|International Classification||H01L21/66, G01R31/00, H01L21/02, G01R31/319, G05B19/418|
|Cooperative Classification||Y02P90/12, Y02P90/22, G05B19/41875, G01R31/319|
|European Classification||G01R31/319, G05B19/418Q|
|Oct 17, 1997||AS||Assignment|
Owner name: U.S. PHILIPS CORPORATION, NEW YORK
Free format text: ASSIGNMENT OF ASSIGNORS INTEREST;ASSIGNOR:VAN BOXEM, GERARDUS J.C.;REEL/FRAME:008781/0041
Effective date: 19970915
|Jan 28, 2003||FPAY||Fee payment|
Year of fee payment: 4
|Dec 15, 2006||AS||Assignment|
Owner name: NXP B.V., NETHERLANDS
Free format text: ASSIGNMENT OF ASSIGNORS INTEREST;ASSIGNOR:U.S. PHILIPS CORPORATION;REEL/FRAME:018635/0755
Effective date: 20061127
|Jan 22, 2007||AS||Assignment|
Owner name: MORGAN STANLEY SENIOR FUNDING, INC., ENGLAND
Free format text: SECURITY AGREEMENT;ASSIGNOR:NXP B.V.;REEL/FRAME:018806/0201
Effective date: 20061201
|Jan 25, 2007||FPAY||Fee payment|

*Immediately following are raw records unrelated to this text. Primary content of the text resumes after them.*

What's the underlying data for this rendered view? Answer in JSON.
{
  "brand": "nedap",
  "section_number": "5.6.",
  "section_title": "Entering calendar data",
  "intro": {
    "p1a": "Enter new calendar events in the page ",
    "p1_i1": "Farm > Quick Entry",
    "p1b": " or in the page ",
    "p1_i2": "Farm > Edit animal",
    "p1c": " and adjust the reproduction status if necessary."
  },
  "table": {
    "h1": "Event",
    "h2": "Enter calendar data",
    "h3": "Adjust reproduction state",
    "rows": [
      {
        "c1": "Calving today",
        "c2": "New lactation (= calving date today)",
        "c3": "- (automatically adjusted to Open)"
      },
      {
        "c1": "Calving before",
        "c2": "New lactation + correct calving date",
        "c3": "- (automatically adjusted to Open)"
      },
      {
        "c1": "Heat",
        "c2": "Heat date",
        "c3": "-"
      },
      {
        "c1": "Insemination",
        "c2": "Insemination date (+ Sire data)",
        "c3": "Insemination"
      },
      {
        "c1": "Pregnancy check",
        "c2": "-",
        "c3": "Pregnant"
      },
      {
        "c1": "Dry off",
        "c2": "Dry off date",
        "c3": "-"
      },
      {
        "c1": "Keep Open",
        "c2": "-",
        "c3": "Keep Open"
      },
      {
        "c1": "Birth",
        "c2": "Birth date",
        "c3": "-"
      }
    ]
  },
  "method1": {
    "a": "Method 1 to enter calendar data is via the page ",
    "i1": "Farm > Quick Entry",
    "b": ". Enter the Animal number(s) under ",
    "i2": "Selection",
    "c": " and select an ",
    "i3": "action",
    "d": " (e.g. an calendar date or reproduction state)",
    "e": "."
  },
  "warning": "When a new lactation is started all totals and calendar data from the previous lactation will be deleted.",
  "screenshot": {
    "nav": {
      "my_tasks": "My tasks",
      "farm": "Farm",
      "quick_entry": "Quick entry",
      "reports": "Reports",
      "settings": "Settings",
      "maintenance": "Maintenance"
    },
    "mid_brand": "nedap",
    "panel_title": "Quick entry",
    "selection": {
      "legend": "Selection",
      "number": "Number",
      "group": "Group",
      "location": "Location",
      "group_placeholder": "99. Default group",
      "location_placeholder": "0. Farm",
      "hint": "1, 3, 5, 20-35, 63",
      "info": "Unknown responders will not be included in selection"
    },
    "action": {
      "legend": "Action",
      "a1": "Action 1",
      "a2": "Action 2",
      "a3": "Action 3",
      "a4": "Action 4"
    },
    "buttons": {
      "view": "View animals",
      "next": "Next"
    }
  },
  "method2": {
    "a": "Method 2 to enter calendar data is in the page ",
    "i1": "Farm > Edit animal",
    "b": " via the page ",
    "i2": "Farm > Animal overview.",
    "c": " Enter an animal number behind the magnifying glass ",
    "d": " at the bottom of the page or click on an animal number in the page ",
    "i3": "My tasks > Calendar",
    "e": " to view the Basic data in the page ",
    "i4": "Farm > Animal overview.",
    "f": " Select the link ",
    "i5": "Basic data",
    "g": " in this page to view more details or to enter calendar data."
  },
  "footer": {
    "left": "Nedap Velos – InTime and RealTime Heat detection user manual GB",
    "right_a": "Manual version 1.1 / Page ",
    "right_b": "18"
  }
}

Year of fee payment: 8
|Jan 26, 2011||FPAY||Fee payment|
Year of fee payment: 12